- Quine, Willard van Orman 1908-2000. American analytic philosopher and logician whose major writings, including Word and Object (1960), concern issues of language and meaning.
from The Century Dictionary and Cyclopedia
- n. A dialectal (Scotch) form of quean.
- n. A quince.
- An obsolete dialectal form of whence.
from WordNet 3.0 Copyright 2006 by Princeton University. All rights reserved.
- n. United States philosopher and logician who championed an empirical view of knowledge that depended on language (1908-2001)
Sorry, no etymologies found.
Quine is fantastic, but I wasn’t exposed to him by picking up Word and Object and reading it through.

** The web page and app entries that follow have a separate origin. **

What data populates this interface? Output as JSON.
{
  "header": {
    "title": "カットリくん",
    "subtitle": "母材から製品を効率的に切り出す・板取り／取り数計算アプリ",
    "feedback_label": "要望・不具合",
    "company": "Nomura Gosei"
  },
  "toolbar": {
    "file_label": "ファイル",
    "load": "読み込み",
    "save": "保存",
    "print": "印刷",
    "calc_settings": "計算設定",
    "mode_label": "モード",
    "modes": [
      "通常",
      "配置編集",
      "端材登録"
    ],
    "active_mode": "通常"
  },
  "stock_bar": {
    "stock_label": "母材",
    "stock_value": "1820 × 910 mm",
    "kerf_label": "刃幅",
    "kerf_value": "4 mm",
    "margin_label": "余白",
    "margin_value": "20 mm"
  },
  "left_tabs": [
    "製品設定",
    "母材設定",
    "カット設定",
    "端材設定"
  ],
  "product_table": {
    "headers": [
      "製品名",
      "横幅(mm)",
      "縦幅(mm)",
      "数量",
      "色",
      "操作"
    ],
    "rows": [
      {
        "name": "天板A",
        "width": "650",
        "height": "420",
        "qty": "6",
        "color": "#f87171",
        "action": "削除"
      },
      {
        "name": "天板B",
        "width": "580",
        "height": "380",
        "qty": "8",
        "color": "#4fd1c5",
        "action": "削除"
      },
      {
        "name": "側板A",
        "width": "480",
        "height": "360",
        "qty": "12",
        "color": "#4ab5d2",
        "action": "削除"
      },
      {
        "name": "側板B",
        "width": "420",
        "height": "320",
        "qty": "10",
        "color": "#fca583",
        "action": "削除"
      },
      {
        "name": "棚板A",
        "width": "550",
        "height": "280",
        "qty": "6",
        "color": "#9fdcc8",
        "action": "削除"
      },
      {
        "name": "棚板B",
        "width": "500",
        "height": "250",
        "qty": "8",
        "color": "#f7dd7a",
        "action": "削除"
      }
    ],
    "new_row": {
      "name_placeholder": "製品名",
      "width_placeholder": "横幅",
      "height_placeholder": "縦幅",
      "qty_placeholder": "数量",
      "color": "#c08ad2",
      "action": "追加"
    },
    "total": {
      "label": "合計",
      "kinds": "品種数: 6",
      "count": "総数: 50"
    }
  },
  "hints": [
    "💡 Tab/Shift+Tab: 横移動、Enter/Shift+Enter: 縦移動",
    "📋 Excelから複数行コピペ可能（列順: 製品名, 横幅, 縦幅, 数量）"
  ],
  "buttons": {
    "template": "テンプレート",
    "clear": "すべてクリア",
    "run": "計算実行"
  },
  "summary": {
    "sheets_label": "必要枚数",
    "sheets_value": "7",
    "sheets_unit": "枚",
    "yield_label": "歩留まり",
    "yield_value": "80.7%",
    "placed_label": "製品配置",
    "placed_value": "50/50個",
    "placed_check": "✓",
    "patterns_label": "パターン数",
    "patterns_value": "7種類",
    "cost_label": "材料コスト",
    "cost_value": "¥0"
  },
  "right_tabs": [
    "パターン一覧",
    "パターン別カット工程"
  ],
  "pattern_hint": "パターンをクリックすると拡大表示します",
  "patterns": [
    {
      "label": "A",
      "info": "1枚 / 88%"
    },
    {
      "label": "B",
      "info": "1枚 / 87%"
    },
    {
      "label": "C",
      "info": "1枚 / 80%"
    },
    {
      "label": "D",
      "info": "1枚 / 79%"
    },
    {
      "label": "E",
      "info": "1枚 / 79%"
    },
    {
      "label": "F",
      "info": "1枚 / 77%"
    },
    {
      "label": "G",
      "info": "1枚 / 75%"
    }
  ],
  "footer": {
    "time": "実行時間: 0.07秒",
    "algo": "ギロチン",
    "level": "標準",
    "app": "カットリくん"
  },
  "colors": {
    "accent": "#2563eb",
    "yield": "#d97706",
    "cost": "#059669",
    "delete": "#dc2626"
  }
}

And I also think that Carnap’s reply to Quine is pretty good, but certainly if we were to compare influence when it comes to criticism of conceptual analysis, Quine must be ranked ahead of Rorty.

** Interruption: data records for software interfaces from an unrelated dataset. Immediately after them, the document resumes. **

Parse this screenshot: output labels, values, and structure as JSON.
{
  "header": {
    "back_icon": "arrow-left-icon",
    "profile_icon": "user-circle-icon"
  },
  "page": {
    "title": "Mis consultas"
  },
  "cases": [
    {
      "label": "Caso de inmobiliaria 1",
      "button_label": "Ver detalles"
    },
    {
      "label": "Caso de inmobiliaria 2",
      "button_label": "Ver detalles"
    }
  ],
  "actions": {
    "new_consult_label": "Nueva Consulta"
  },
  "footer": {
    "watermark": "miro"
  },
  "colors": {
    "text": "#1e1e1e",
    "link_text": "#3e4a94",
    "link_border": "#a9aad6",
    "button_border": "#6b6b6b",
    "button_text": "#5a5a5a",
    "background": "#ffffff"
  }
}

(It's not clear what entitles Quine to this crucial “only,” but his doctrine has been read as standardly including it; see Rey 1998 for discussion).
The present paper is a modest attempt in this direction, mainly looking at the take on language by scholars such as Quine, F. de Saussure, Austin, J.

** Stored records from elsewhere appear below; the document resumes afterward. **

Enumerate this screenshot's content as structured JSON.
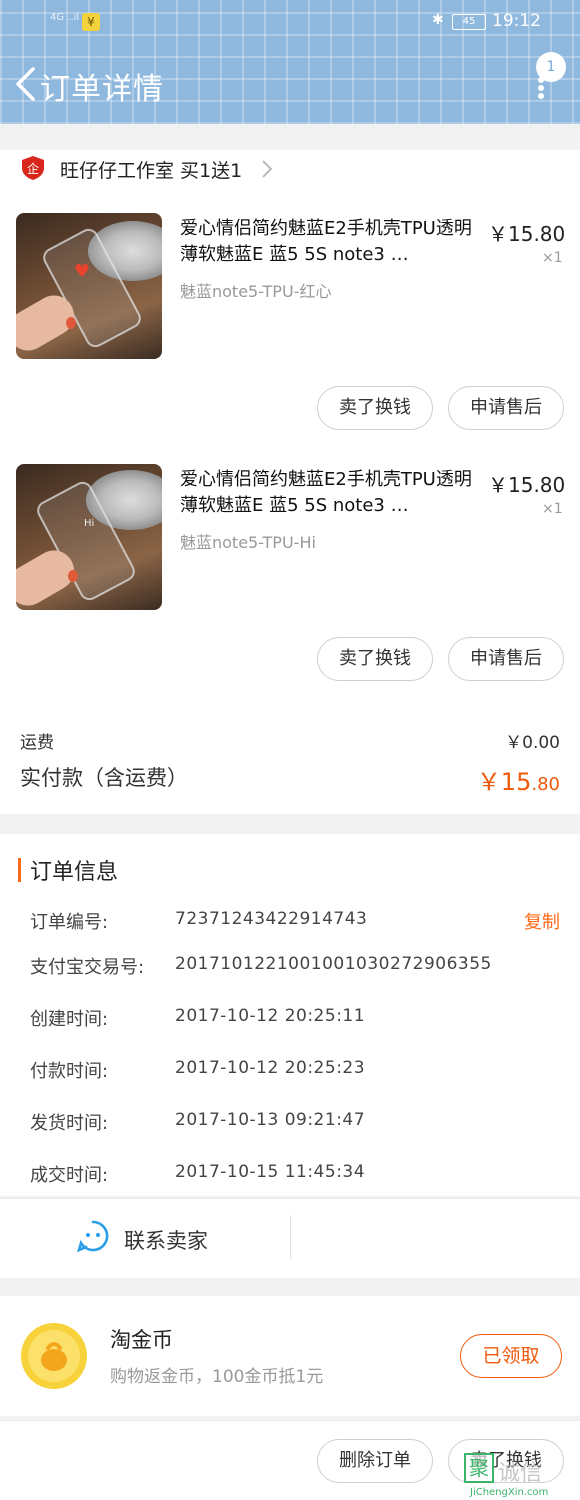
{
  "status_bar": {
    "signal": "4G ..ıl",
    "yen": "¥",
    "battery": "45",
    "time": "19:12"
  },
  "header": {
    "title": "订单详情",
    "badge_count": "1"
  },
  "shop": {
    "name": "旺仔仔工作室 买1送1",
    "icon_text": "企"
  },
  "products": [
    {
      "title": "爱心情侣简约魅蓝E2手机壳TPU透明薄软魅蓝E 蓝5 5S note3 …",
      "sku": "魅蓝note5-TPU-红心",
      "price": "￥15.80",
      "qty": "×1",
      "btn_sell": "卖了换钱",
      "btn_after_sale": "申请售后"
    },
    {
      "title": "爱心情侣简约魅蓝E2手机壳TPU透明薄软魅蓝E 蓝5 5S note3 …",
      "sku": "魅蓝note5-TPU-Hi",
      "price": "￥15.80",
      "qty": "×1",
      "btn_sell": "卖了换钱",
      "btn_after_sale": "申请售后"
    }
  ],
  "fees": {
    "shipping_label": "运费",
    "shipping_value": "￥0.00",
    "paid_label": "实付款（含运费）",
    "paid_currency_int": "￥15",
    "paid_decimal": ".80"
  },
  "order_info": {
    "title": "订单信息",
    "copy_label": "复制",
    "rows": [
      {
        "label": "订单编号:",
        "value": "72371243422914743"
      },
      {
        "label": "支付宝交易号:",
        "value": "2017101221001001030272906355"
      },
      {
        "label": "创建时间:",
        "value": "2017-10-12 20:25:11"
      },
      {
        "label": "付款时间:",
        "value": "2017-10-12 20:25:23"
      },
      {
        "label": "发货时间:",
        "value": "2017-10-13 09:21:47"
      },
      {
        "label": "成交时间:",
        "value": "2017-10-15 11:45:34"
      }
    ]
  },
  "contact": {
    "label": "联系卖家"
  },
  "coin": {
    "title": "淘金币",
    "desc": "购物返金币，100金币抵1元",
    "button": "已领取"
  },
  "bottom": {
    "delete_label": "删除订单",
    "sell_label": "卖了换钱"
  },
  "watermark": {
    "box": "聚",
    "text": "诚信",
    "url": "JiChengXin.com"
  },
  "colors": {
    "accent": "#f15a0c",
    "header_bg": "#8fb8df",
    "link_orange": "#ff6a1a"
  }
}
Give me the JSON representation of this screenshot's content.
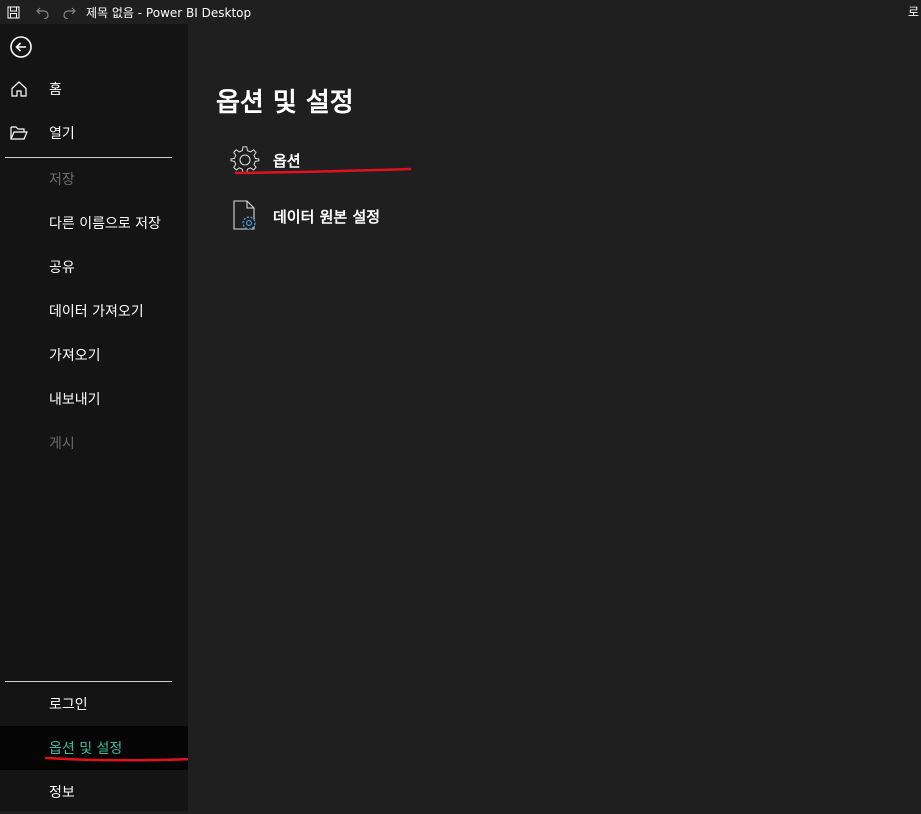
{
  "titlebar": {
    "title": "제목 없음 - Power BI Desktop",
    "right_text": "로",
    "icons": [
      "save-icon",
      "undo-icon",
      "redo-icon"
    ]
  },
  "sidebar": {
    "back_icon": "back-arrow-icon",
    "items": [
      {
        "label": "홈",
        "icon": "home-icon",
        "disabled": false
      },
      {
        "label": "열기",
        "icon": "folder-open-icon",
        "disabled": false
      },
      {
        "label": "저장",
        "disabled": true
      },
      {
        "label": "다른 이름으로 저장",
        "disabled": false
      },
      {
        "label": "공유",
        "disabled": false
      },
      {
        "label": "데이터 가져오기",
        "disabled": false
      },
      {
        "label": "가져오기",
        "disabled": false
      },
      {
        "label": "내보내기",
        "disabled": false
      },
      {
        "label": "게시",
        "disabled": true
      }
    ],
    "bottom_items": [
      {
        "label": "로그인",
        "selected": false
      },
      {
        "label": "옵션 및 설정",
        "selected": true
      },
      {
        "label": "정보",
        "selected": false
      }
    ]
  },
  "main": {
    "title": "옵션 및 설정",
    "options": [
      {
        "label": "옵션",
        "icon": "gear-icon"
      },
      {
        "label": "데이터 원본 설정",
        "icon": "document-settings-icon"
      }
    ]
  },
  "colors": {
    "background": "#1f1f1f",
    "sidebar": "#141414",
    "selected_text": "#3fb9a0",
    "annotation_red": "#e0101e",
    "disabled_text": "#6b6b6b"
  }
}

The view that scientific language could readily and easily be analyzed directly in terms of observables gradually gave way to more holistic views, such as Quine's
The man is far more likely to be searched for under "Quine" alone than the computer program.)
The … - Quine-Sellars trajectory culminates in Davidson, who also shows us how Wittgenstein was not only needlessly obscure, but in important ways getting only half the picture.
Really need to be read in a seminar led by some old dude tying together the conversational context at the time, between Davidson, Quine, Putnam, Sellars, Evans, Rorty, and all the rest. sherifffruitfly says:
You could say this was important in part for itself, but also as a way to get a grip on Quine and Rorty.
Really need to be read in a seminar led by some old dude tying together the conversational context at the time, between Davidson, Quine, Putnam, Sellars, Evans, Rorty, and all the rest.